[Stored items from a collection]
══════════

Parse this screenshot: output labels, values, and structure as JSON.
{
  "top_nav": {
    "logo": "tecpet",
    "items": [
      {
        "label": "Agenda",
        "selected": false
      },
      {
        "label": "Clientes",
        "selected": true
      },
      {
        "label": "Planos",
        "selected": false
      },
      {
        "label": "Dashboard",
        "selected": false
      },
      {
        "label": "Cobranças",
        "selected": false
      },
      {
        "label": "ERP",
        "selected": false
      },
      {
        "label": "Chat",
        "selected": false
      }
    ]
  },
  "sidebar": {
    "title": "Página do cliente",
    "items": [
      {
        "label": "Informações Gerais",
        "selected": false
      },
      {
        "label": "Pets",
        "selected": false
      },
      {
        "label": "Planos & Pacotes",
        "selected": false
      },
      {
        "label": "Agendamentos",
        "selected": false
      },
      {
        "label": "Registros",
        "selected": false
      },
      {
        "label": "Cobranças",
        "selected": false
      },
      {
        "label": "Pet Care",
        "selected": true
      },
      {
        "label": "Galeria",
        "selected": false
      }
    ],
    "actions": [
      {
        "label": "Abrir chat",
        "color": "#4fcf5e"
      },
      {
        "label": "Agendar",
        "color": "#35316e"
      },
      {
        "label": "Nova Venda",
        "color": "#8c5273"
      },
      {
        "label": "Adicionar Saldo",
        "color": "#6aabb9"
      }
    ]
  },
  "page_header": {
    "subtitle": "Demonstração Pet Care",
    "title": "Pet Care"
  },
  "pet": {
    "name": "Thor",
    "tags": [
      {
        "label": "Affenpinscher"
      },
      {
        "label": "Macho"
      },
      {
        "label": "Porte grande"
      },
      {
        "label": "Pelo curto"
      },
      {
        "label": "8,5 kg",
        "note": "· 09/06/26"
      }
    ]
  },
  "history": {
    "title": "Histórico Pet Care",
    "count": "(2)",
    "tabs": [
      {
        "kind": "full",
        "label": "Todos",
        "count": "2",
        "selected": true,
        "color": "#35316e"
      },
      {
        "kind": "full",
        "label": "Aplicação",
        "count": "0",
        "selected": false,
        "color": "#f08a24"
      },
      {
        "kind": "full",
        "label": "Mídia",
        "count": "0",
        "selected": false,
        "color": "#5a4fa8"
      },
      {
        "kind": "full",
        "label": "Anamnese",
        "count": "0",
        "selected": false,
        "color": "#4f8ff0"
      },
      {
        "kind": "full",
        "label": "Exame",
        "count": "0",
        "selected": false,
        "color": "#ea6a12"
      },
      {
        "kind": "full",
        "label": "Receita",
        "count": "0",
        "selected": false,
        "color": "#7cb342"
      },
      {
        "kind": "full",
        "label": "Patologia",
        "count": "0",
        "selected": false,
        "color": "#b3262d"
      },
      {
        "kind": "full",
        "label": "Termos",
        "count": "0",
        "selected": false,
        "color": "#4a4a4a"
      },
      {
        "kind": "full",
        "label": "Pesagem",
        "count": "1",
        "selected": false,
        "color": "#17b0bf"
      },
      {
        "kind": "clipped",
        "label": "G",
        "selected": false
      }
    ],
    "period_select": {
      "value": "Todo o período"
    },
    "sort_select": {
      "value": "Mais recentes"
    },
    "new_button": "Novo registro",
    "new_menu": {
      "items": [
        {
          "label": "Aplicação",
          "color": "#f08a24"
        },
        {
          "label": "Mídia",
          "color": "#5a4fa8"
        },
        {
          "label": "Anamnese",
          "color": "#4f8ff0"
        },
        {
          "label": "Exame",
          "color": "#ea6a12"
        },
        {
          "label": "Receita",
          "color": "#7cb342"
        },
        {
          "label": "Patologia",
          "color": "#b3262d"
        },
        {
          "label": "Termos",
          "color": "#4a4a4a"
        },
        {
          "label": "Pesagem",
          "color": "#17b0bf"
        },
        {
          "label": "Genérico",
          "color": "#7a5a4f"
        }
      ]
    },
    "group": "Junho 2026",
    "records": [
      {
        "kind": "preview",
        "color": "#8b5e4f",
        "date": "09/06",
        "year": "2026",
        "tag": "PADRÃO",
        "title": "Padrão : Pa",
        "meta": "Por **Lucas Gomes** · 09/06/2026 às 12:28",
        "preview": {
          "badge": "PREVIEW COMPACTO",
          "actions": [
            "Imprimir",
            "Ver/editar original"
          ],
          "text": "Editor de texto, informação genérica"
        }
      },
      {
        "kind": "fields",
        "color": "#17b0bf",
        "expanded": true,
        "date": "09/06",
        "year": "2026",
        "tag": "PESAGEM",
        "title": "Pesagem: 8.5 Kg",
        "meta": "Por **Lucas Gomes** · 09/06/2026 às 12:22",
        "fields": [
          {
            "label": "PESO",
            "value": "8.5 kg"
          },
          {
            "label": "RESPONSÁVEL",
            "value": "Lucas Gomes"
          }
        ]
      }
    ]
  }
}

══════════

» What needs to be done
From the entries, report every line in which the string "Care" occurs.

» Exercise answer
        "label": "Pet Care",
    "subtitle": "Demonstração Pet Care",
    "title": "Pet Care"
    "title": "Histórico Pet Care",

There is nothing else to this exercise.